Posted on Sunday, January 31, 2010 at 12:40 PM
- Exorcism of my inner Peter King
- Gas question: why give Ireland's enormous wealth away? the Norweigan alternative
- Bashing the Irish -- a break neck run down on Ireland's history of betrayal
- Stephen Fry to appear on Gaelic soap opera Ros na Rún
- Stolkholm Syndrome infects Dublin
Ireland was well represented at the big party the Bretons threw at Connolly's in Times Square last night. Pictured there to the left is Tony DeMarco, New York City's premier fiddler and one of the great masters of Irish traditional music. He will be a judge at the prestigious Fiddler of Dooney festival in Sligo this coming October. While his regular Sunday night performance at the 11th Street Bar in the East Village, is a cherished weekly listening event for lovers of Irish fiddle.
Last night's performance at the Interceltic Fest Noz was a celebration of the music, dance, and culture of Brittany, Wales, Galicia, Cornwall, Mann, Ireland, Scotland and Wales by scores of artists. These nations share history, languages, and feeling that made the jam-packed event strangely beautiful.
The Bretons of New York have an organization called BZH NY and a reputation for throwing great events. So to usher in Imbolc, they invited friends from across the Celtic lands to celebrate in our various manifestations.
Imbolc is associated in Ireland and Scotland with Bríd the mythological woman whose nineteen nuns tend the eternal fire at Cill Dara. The sacred fire is associated with Uisneach, the omphalos or spiritual bellybutton of Ireland-as-goddess, and it was there that Bríd is said to have taken the veil. Imbolc is one of four seasonal holidays in the Celtic world with Halloween (Samhain), Bealtaine and Lughnasadh.

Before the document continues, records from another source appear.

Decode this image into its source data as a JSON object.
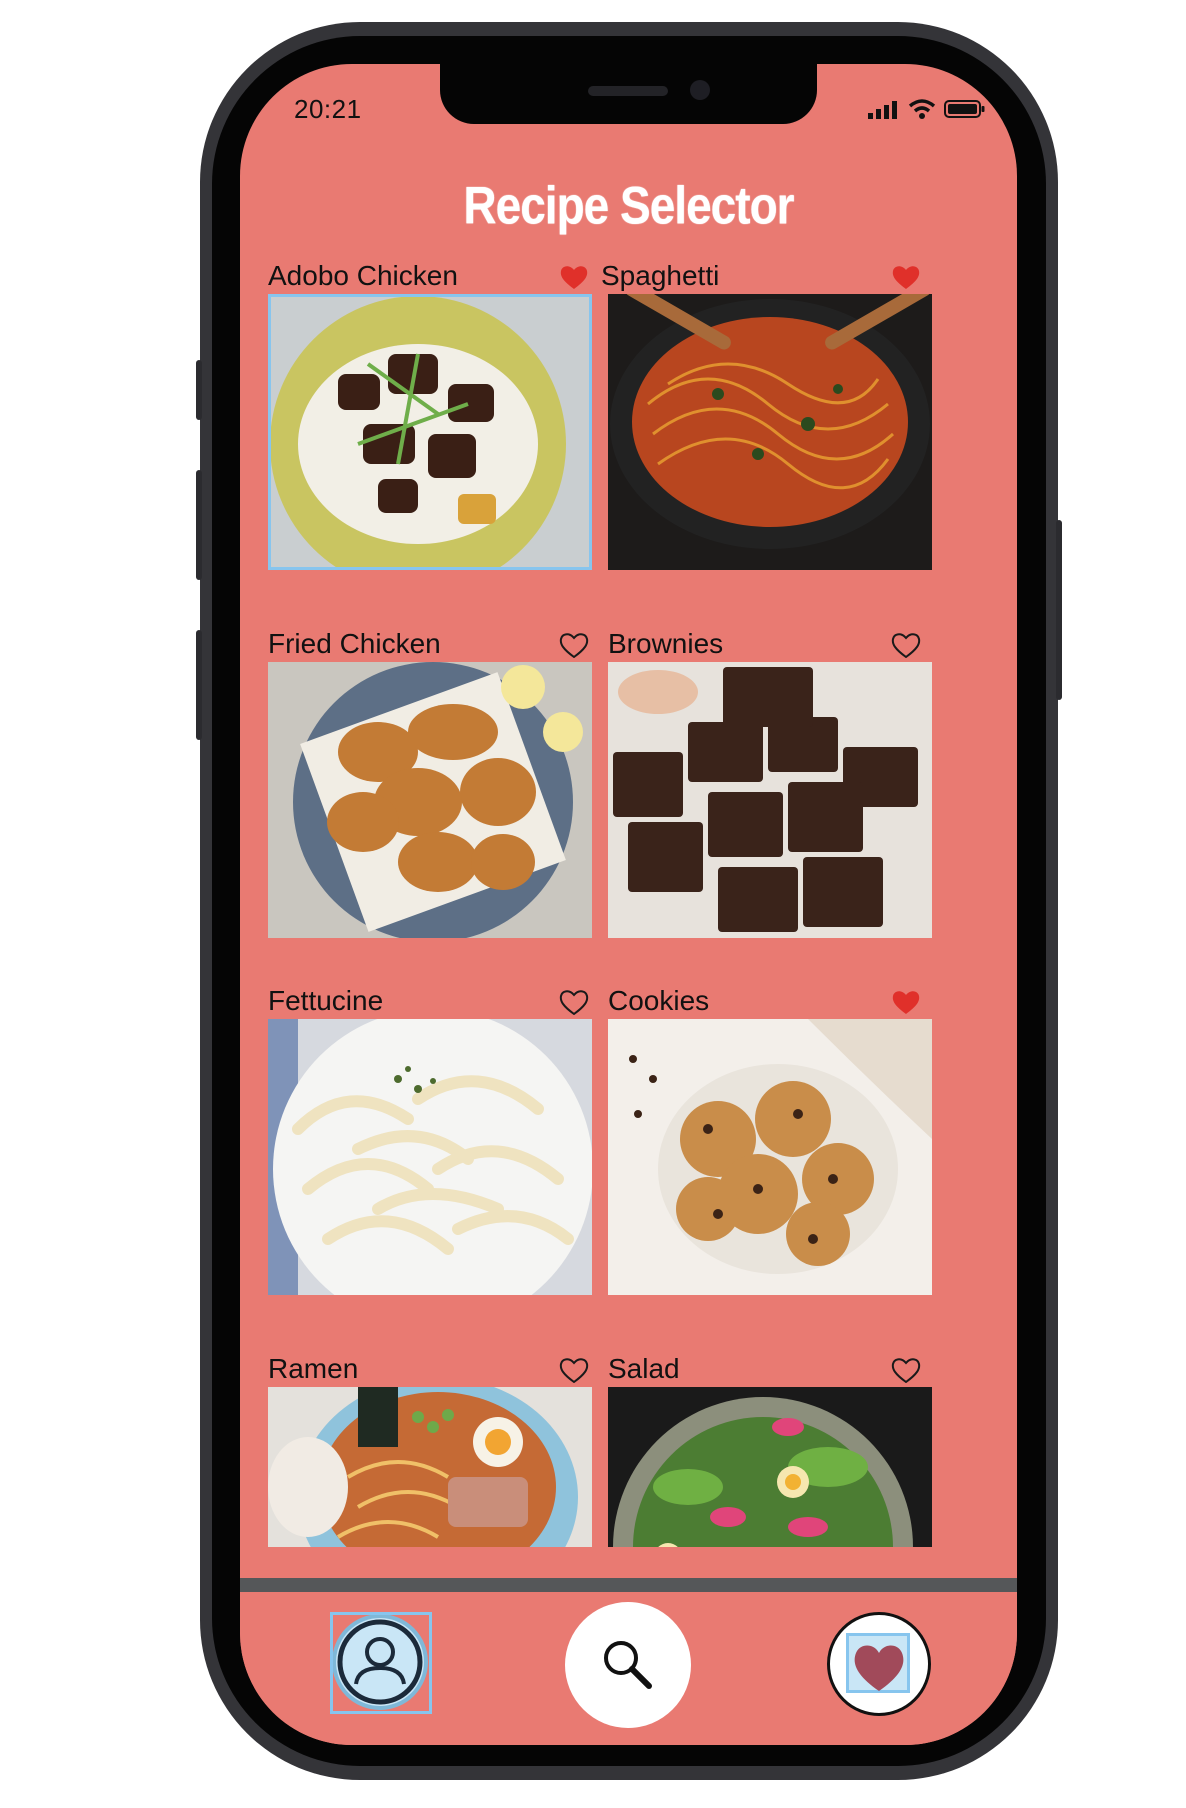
{
  "status_bar": {
    "time": "20:21"
  },
  "header": {
    "title": "Recipe Selector"
  },
  "colors": {
    "background": "#e97a72",
    "heart_filled": "#e0302a",
    "heart_outline": "#1a1a1a",
    "selection": "#87c5ee",
    "favorites_heart": "#a14a5a"
  },
  "recipes": [
    {
      "name": "Adobo Chicken",
      "favorite": true,
      "selected": true,
      "image": "adobo-chicken-photo"
    },
    {
      "name": "Spaghetti",
      "favorite": true,
      "selected": false,
      "image": "spaghetti-photo"
    },
    {
      "name": "Fried Chicken",
      "favorite": false,
      "selected": false,
      "image": "fried-chicken-photo"
    },
    {
      "name": "Brownies",
      "favorite": false,
      "selected": false,
      "image": "brownies-photo"
    },
    {
      "name": "Fettucine",
      "favorite": false,
      "selected": false,
      "image": "fettucine-photo"
    },
    {
      "name": "Cookies",
      "favorite": true,
      "selected": false,
      "image": "cookies-photo"
    },
    {
      "name": "Ramen",
      "favorite": false,
      "selected": false,
      "image": "ramen-photo"
    },
    {
      "name": "Salad",
      "favorite": false,
      "selected": false,
      "image": "salad-photo"
    }
  ],
  "tab_bar": {
    "items": [
      {
        "icon": "profile-icon",
        "selected": true
      },
      {
        "icon": "search-icon",
        "selected": false
      },
      {
        "icon": "favorites-heart-icon",
        "selected": true
      }
    ]
  }
}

On Imbolc the goddess in the form of winter--cailleach--gathers kindling for the great fire that will become the Spring. On Mann, she is called Caillagh ny Groamagh, and she is imagined as a great bird who gathers the fire sticks in her beak.

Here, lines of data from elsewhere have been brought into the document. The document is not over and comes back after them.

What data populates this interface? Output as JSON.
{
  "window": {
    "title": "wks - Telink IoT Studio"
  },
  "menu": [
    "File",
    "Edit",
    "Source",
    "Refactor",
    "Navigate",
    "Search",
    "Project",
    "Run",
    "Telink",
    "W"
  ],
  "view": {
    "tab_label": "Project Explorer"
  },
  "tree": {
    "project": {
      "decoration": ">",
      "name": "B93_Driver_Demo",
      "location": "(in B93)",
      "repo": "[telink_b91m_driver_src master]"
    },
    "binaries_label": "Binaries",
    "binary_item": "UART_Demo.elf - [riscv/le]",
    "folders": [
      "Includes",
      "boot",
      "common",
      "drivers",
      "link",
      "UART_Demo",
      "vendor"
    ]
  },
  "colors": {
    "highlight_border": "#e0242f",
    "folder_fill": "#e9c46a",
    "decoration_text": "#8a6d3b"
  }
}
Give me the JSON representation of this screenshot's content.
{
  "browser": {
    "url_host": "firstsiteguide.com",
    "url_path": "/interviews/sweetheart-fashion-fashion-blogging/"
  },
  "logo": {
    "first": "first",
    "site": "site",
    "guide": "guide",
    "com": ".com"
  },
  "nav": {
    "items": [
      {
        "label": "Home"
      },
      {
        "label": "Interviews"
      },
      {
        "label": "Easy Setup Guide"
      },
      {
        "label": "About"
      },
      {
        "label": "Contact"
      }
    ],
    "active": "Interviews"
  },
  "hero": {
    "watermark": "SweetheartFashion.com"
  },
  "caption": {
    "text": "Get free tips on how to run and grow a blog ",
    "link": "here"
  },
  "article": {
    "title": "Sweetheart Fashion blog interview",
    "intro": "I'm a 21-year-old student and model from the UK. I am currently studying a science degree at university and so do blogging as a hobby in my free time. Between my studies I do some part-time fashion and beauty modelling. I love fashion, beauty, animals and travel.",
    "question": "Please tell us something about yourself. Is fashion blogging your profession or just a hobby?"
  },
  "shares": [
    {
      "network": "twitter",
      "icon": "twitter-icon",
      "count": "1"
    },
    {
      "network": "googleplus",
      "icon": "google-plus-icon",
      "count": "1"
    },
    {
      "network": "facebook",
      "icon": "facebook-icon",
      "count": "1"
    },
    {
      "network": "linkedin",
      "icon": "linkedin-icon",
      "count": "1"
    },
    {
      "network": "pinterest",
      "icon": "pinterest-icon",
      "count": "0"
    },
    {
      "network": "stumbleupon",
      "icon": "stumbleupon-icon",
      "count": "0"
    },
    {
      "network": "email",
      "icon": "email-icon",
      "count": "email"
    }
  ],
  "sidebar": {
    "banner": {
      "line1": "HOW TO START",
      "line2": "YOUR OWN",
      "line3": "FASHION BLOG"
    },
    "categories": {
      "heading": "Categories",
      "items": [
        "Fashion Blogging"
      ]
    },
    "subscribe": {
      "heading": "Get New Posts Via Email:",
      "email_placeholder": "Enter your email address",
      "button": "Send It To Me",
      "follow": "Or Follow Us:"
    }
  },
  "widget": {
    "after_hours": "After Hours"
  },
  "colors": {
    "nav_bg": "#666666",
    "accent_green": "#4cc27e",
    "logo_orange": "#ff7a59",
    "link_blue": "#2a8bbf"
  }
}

The Celtic seasonal holidays fall in between the solstices and equinoxes, and use ceremony to help people think about coming seasonal change half way between a solstice and equinox, giving the year four "cardinal points" and four "ordinal points." You can read more about the Celtic calendar here.
Money raised by silent auction for art sold last night will be donated to Action Against Hunger and its Relief Efforts in Haiti.